CropLife Canada’s 2017 Annual Report noted, “To further the goal of streamlining the regulatory system, CropLife Canada partnered with the Canada Grains Council and the Canadian Seed Trade Association to host a workshop on the future of plant breeding oversight in Canada. Over 60 participants across a wide range of the seed sector unanimously agreed that a tiered evaluation system, commensurate with the level of potential risk, should be adopted by CFIA and Health Canada.”

The 2017 federal Budget set up six Economic Strategy Tables to “lead the creation of Canada’s economic growth strategies”, one of which was on Agri-Food. The 2018 report from the Economic Strategy on Agri-food, set in motion a regulatory reform agenda that includes a targeted review of regulatory requirements with a focus on agri-food and aquaculture:

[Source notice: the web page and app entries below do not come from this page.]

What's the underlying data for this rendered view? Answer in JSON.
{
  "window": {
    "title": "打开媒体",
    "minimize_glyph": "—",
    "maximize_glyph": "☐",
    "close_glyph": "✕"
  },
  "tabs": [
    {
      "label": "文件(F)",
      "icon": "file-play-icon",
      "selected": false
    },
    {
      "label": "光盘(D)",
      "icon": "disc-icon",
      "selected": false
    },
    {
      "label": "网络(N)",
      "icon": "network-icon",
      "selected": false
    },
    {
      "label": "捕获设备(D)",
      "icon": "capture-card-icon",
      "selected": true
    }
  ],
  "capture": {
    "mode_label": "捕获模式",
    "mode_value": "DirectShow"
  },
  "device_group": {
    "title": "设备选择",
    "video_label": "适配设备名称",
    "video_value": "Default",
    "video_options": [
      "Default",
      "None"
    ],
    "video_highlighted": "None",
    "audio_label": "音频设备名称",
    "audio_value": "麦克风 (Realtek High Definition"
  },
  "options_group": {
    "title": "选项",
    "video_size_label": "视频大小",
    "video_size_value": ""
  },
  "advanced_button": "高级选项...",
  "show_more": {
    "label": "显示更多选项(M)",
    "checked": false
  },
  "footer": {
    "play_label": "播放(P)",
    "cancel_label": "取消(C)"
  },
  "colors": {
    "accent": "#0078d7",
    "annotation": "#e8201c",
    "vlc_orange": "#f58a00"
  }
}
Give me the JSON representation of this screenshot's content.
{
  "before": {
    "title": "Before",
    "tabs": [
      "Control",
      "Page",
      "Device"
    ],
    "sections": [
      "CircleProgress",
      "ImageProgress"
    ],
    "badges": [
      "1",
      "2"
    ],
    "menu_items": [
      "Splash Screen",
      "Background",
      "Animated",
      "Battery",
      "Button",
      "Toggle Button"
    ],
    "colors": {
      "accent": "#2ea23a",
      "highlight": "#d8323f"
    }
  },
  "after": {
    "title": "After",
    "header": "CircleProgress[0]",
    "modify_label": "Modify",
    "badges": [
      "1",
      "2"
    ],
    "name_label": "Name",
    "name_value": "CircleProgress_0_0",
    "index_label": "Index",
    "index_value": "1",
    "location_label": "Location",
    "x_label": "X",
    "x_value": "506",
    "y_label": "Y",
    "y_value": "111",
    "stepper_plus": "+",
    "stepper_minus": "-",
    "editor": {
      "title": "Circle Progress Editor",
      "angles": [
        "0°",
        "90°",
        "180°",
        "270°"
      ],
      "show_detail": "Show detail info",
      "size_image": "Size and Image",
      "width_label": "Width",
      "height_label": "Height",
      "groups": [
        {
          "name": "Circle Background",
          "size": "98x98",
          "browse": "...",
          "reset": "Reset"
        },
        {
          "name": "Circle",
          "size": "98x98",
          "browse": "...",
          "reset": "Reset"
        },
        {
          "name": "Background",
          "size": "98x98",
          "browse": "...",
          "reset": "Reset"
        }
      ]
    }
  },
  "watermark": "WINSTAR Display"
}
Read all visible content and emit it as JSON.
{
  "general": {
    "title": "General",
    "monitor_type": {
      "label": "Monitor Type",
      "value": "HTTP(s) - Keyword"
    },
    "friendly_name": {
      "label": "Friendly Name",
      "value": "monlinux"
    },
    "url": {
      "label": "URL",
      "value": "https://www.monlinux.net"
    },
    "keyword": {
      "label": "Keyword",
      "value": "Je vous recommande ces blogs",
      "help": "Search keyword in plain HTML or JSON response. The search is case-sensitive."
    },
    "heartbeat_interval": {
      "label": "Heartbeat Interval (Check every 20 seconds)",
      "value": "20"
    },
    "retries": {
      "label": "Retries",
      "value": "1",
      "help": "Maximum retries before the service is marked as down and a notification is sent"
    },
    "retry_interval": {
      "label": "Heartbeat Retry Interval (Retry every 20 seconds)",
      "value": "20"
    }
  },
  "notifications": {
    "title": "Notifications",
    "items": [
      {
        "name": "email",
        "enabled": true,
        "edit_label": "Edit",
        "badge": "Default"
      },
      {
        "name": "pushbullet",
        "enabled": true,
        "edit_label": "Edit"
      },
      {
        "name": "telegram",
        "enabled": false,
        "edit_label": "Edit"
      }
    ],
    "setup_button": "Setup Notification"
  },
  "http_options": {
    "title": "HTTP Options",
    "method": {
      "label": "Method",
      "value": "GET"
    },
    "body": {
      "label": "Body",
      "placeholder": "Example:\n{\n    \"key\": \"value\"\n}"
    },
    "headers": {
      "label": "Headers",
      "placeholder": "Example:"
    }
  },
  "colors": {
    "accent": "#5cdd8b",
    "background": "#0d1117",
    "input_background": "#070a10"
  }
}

  • “We encourage the government to use this review as an opportunity to support industry competitiveness.”
  • For Canada’s agri-food sector to succeed, we need, “an agile regulatory system that supports innovation, provides certainty to industry, and protects health and safety” and “an agile regulatory system that promotes the competitiveness of the agri-food sector and moves at the speed of commerce.”
  • “Our call is to: Fundamentally transform regulatory processes to bolster Canada’s agri-food competitiveness by reforming regulators’ mandates to include innovation, growth and overall sector competitiveness as a core consideration.”
  • The report goes as far as recommending the mandate of regulators be “modernized” to reflect the cumulative impact on competitiveness and “be based on the principles of investor confidence, be outcome-based, and consider the full range of regulatory and non-regulatory tools available.”
  • “Modernize Canada’s regulatory approach for new technologies, with particular focus on precision breeding techniques (e.g., CRISPR), to ensure it continues to provide an efficient and predictable pathway to commercialization” including by “Improving guidance and clarity for product developers on the interpretation of Canada’s novelty-based regulatory trigger.”

In 2020, a report commissioned and published by AAFC called Looking Ahead: Trends and forces impacting the future of the seed industry said that “the Government of Canada has been working with the seed industry and other stakeholders on providing regulatory clarity for products of biotechnology.“

“We are monitoring the development of the global regulatory policies for products of CRISPR-Cas technology and are in regular consultation with global regulatory bodies and government agencies. We continue to encourage a science-based approach and believe that regulatory oversight should focus on the characteristics of the product — not the process by which it is created.”Dupont (now Corteva), 2017